_Task instructions_
Leave the pictures out. Return all other data exactly.

_Entries taken from a collection_

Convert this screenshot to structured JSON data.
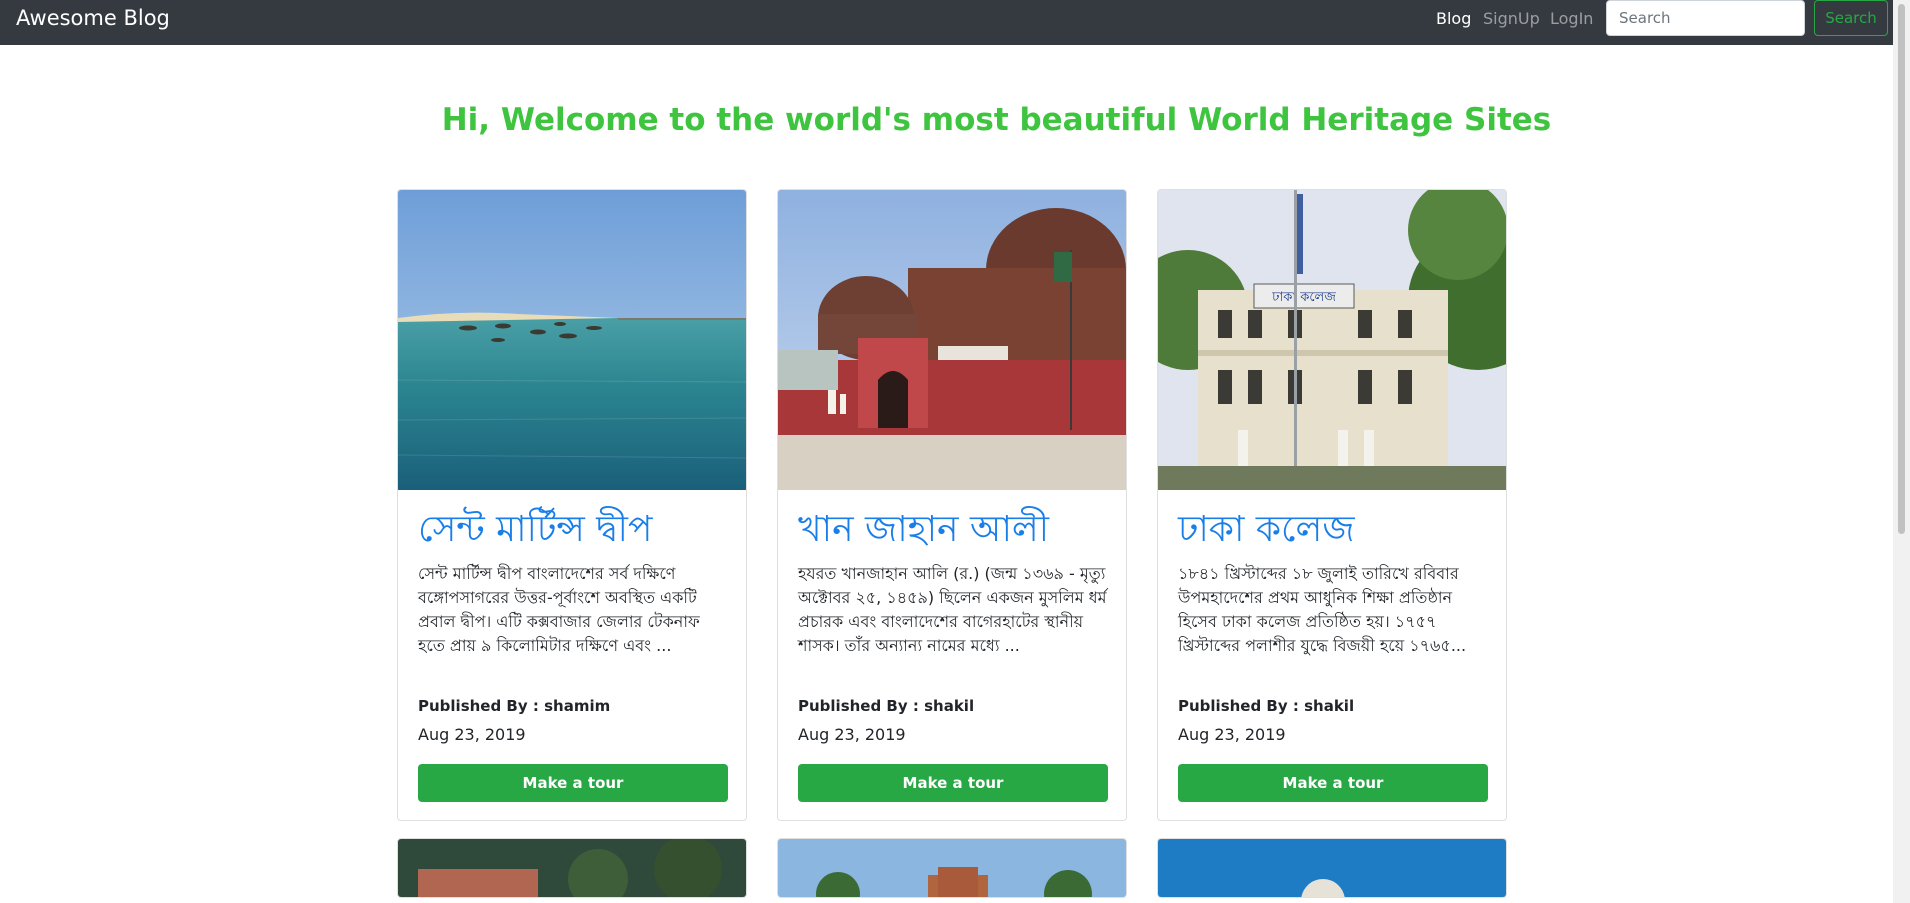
{
  "navbar": {
    "brand": "Awesome Blog",
    "links": [
      {
        "label": "Blog",
        "active": true
      },
      {
        "label": "SignUp",
        "active": false
      },
      {
        "label": "LogIn",
        "active": false
      }
    ],
    "search_placeholder": "Search",
    "search_value": "",
    "search_button": "Search"
  },
  "welcome": "Hi, Welcome to the world's most beautiful World Heritage Sites",
  "cards": [
    {
      "title": "সেন্ট মার্টিন্স দ্বীপ",
      "text": "সেন্ট মার্টিন্স দ্বীপ বাংলাদেশের সর্ব দক্ষিণে বঙ্গোপসাগরের উত্তর-পূর্বাংশে অবস্থিত একটি প্রবাল দ্বীপ। এটি কক্সবাজার জেলার টেকনাফ হতে প্রায় ৯ কিলোমিটার দক্ষিণে এবং ...",
      "author_label": "Published By : ",
      "author": "shamim",
      "date": "Aug 23, 2019",
      "button": "Make a tour",
      "image_icon": "island-sea-photo"
    },
    {
      "title": "খান জাহান আলী",
      "text": "হযরত খানজাহান আলি (র.) (জন্ম ১৩৬৯ - মৃত্যু অক্টোবর ২৫, ১৪৫৯) ছিলেন একজন মুসলিম ধর্ম প্রচারক এবং বাংলাদেশের বাগেরহাটের স্থানীয় শাসক। তাঁর অন্যান্য নামের মধ্যে ...",
      "author_label": "Published By : ",
      "author": "shakil",
      "date": "Aug 23, 2019",
      "button": "Make a tour",
      "image_icon": "mausoleum-photo"
    },
    {
      "title": "ঢাকা কলেজ",
      "text": "১৮৪১ খ্রিস্টাব্দের ১৮ জুলাই তারিখে রবিবার উপমহাদেশের প্রথম আধুনিক শিক্ষা প্রতিষ্ঠান হিসেব ঢাকা কলেজ প্রতিষ্ঠিত হয়। ১৭৫৭ খ্রিস্টাব্দের পলাশীর যুদ্ধে বিজয়ী হয়ে ১৭৬৫...",
      "author_label": "Published By : ",
      "author": "shakil",
      "date": "Aug 23, 2019",
      "button": "Make a tour",
      "image_icon": "college-building-photo",
      "sign_text": "ঢাকা কলেজ"
    }
  ],
  "colors": {
    "navbar_bg": "#343a40",
    "heading": "#3ec43e",
    "title_link": "#1a7ee8",
    "button": "#28a745"
  }
}
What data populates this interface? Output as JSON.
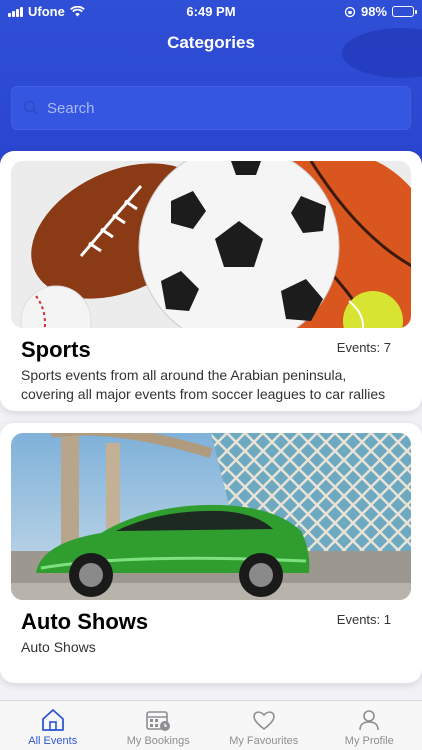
{
  "status_bar": {
    "carrier": "Ufone",
    "time": "6:49 PM",
    "battery": "98%"
  },
  "header": {
    "title": "Categories"
  },
  "search": {
    "placeholder": "Search"
  },
  "categories": [
    {
      "name": "Sports",
      "events_label": "Events: 7",
      "description": "Sports events from all around the Arabian peninsula, covering all major events from soccer leagues to car rallies"
    },
    {
      "name": "Auto Shows",
      "events_label": "Events: 1",
      "description": "Auto Shows"
    }
  ],
  "tabbar": {
    "items": [
      {
        "label": "All Events",
        "icon": "home-icon",
        "active": true
      },
      {
        "label": "My Bookings",
        "icon": "calendar-icon",
        "active": false
      },
      {
        "label": "My Favourites",
        "icon": "heart-icon",
        "active": false
      },
      {
        "label": "My Profile",
        "icon": "person-icon",
        "active": false
      }
    ]
  },
  "colors": {
    "primary": "#2f4fd6",
    "active_tab": "#2f55d4",
    "inactive_tab": "#8e8e93"
  }
}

_Problem solution_
Convert this screenshot to structured JSON data.
{
  "navbar": {
    "brand": "Awesome Blog",
    "links": [
      {
        "label": "Blog",
        "active": true
      },
      {
        "label": "SignUp",
        "active": false
      },
      {
        "label": "LogIn",
        "active": false
      }
    ],
    "search_placeholder": "Search",
    "search_value": "",
    "search_button": "Search"
  },
  "welcome": "Hi, Welcome to the world's most beautiful World Heritage Sites",
  "cards": [
    {
      "title": "সেন্ট মার্টিন্স দ্বীপ",
      "text": "সেন্ট মার্টিন্স দ্বীপ বাংলাদেশের সর্ব দক্ষিণে বঙ্গোপসাগরের উত্তর-পূর্বাংশে অবস্থিত একটি প্রবাল দ্বীপ। এটি কক্সবাজার জেলার টেকনাফ হতে প্রায় ৯ কিলোমিটার দক্ষিণে এবং ...",
      "author_label": "Published By : ",
      "author": "shamim",
      "date": "Aug 23, 2019",
      "button": "Make a tour",
      "image_icon": "island-sea-photo"
    },
    {
      "title": "খান জাহান আলী",
      "text": "হযরত খানজাহান আলি (র.) (জন্ম ১৩৬৯ - মৃত্যু অক্টোবর ২৫, ১৪৫৯) ছিলেন একজন মুসলিম ধর্ম প্রচারক এবং বাংলাদেশের বাগেরহাটের স্থানীয় শাসক। তাঁর অন্যান্য নামের মধ্যে ...",
      "author_label": "Published By : ",
      "author": "shakil",
      "date": "Aug 23, 2019",
      "button": "Make a tour",
      "image_icon": "mausoleum-photo"
    },
    {
      "title": "ঢাকা কলেজ",
      "text": "১৮৪১ খ্রিস্টাব্দের ১৮ জুলাই তারিখে রবিবার উপমহাদেশের প্রথম আধুনিক শিক্ষা প্রতিষ্ঠান হিসেব ঢাকা কলেজ প্রতিষ্ঠিত হয়। ১৭৫৭ খ্রিস্টাব্দের পলাশীর যুদ্ধে বিজয়ী হয়ে ১৭৬৫...",
      "author_label": "Published By : ",
      "author": "shakil",
      "date": "Aug 23, 2019",
      "button": "Make a tour",
      "image_icon": "college-building-photo",
      "sign_text": "ঢাকা কলেজ"
    }
  ],
  "colors": {
    "navbar_bg": "#343a40",
    "heading": "#3ec43e",
    "title_link": "#1a7ee8",
    "button": "#28a745"
  }
}
What data populates this interface? Output as JSON.
{
  "status_bar": {
    "carrier": "Ufone",
    "time": "6:49 PM",
    "battery": "98%"
  },
  "header": {
    "title": "Categories"
  },
  "search": {
    "placeholder": "Search"
  },
  "categories": [
    {
      "name": "Sports",
      "events_label": "Events: 7",
      "description": "Sports events from all around the Arabian peninsula, covering all major events from soccer leagues to car rallies"
    },
    {
      "name": "Auto Shows",
      "events_label": "Events: 1",
      "description": "Auto Shows"
    }
  ],
  "tabbar": {
    "items": [
      {
        "label": "All Events",
        "icon": "home-icon",
        "active": true
      },
      {
        "label": "My Bookings",
        "icon": "calendar-icon",
        "active": false
      },
      {
        "label": "My Favourites",
        "icon": "heart-icon",
        "active": false
      },
      {
        "label": "My Profile",
        "icon": "person-icon",
        "active": false
      }
    ]
  },
  "colors": {
    "primary": "#2f4fd6",
    "active_tab": "#2f55d4",
    "inactive_tab": "#8e8e93"
  }
}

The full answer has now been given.